━━━ Dataset records

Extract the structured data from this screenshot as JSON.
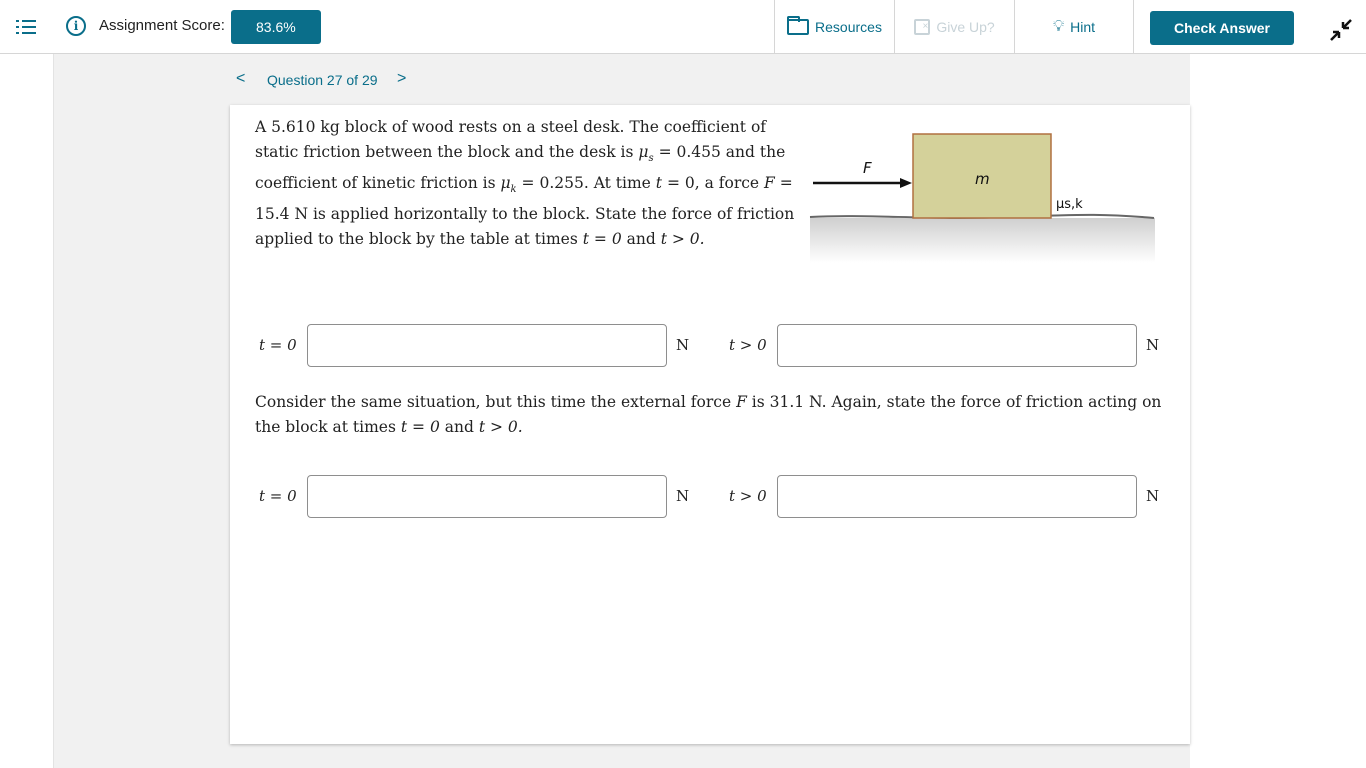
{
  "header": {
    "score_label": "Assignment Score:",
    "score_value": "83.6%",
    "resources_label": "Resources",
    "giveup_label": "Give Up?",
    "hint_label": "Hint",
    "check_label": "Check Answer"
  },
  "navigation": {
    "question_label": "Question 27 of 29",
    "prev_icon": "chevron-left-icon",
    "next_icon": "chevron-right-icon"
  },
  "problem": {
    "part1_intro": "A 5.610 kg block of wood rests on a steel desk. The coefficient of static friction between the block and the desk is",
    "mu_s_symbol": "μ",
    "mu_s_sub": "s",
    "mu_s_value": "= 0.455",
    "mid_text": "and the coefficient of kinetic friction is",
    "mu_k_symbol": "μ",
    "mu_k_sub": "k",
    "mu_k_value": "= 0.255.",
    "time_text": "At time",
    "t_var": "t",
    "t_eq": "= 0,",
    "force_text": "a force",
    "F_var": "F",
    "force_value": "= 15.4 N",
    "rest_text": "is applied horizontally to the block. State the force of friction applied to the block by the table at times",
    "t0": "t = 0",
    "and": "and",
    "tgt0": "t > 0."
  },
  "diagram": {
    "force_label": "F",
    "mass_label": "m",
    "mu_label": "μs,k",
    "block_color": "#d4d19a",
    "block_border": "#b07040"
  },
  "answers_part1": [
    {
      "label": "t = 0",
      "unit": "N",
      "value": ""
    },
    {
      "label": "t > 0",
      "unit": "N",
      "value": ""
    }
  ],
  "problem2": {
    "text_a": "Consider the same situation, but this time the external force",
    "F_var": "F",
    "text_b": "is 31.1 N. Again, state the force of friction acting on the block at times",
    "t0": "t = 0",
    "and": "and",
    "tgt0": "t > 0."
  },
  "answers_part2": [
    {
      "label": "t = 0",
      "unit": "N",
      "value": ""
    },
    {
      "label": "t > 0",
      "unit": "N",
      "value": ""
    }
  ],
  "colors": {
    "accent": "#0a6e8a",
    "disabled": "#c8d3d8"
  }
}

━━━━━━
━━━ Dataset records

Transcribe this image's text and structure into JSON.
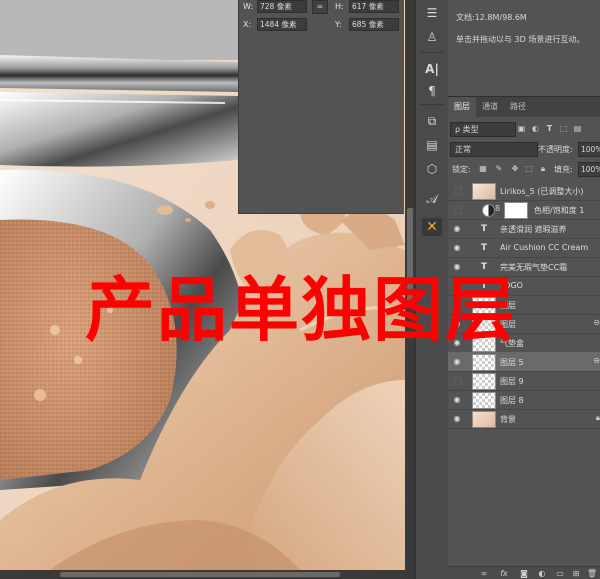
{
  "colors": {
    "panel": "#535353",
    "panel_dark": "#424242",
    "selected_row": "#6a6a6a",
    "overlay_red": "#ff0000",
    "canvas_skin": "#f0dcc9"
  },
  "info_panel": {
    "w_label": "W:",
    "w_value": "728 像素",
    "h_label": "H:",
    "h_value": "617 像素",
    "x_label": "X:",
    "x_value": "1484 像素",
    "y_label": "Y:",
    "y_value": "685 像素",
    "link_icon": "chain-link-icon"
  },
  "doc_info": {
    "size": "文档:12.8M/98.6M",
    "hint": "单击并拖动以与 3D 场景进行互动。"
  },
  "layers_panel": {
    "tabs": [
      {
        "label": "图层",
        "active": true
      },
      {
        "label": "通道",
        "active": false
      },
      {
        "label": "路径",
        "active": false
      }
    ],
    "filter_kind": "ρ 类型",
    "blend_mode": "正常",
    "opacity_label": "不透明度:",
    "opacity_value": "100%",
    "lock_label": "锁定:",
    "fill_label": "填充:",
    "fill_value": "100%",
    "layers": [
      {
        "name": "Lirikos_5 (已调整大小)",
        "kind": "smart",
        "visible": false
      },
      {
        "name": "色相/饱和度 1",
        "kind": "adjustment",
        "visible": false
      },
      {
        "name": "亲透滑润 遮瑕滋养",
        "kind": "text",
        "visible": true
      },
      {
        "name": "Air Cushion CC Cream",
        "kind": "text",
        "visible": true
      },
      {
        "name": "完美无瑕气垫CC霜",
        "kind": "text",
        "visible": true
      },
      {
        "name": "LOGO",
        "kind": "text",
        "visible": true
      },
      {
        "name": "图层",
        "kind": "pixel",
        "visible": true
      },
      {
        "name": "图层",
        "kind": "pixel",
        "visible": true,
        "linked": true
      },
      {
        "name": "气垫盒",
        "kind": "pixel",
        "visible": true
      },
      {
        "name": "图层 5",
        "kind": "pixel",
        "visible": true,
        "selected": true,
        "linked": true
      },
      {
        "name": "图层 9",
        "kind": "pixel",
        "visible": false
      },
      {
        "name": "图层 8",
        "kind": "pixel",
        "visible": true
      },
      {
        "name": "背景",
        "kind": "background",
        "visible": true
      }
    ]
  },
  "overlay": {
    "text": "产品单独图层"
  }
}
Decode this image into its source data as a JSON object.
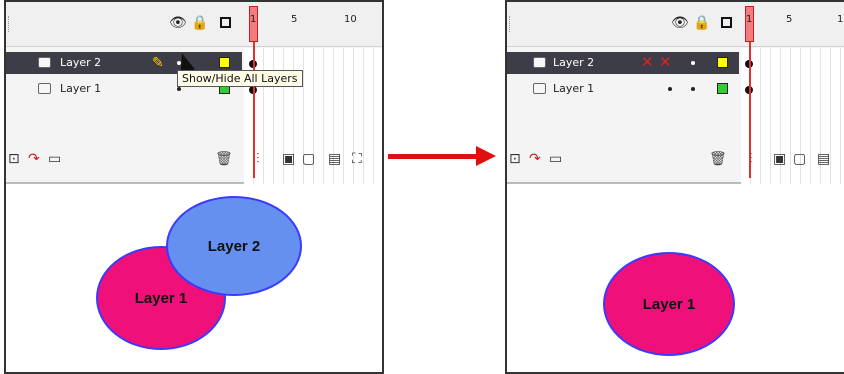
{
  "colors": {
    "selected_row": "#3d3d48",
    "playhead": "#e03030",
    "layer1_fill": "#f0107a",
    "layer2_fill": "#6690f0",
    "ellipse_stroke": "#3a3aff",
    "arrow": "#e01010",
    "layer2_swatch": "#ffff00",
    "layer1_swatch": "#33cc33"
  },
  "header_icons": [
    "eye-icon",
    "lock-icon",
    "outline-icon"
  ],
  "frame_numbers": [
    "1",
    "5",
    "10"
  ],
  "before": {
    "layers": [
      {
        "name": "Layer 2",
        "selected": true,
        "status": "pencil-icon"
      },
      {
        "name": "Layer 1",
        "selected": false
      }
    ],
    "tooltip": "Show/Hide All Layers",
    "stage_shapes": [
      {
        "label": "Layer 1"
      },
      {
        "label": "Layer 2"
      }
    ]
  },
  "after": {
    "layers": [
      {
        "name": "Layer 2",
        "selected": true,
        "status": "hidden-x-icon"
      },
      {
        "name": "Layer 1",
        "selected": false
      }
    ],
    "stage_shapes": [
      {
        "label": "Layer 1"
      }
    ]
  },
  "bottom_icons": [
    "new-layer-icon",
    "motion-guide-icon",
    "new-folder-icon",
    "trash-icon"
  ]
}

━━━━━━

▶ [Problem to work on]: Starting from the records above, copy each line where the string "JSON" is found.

▶ [Exercise response]:
Extract the structured data from this screenshot as JSON.
Transcribe this image's text and structure into JSON.
Decode this image into its source data as a JSON object.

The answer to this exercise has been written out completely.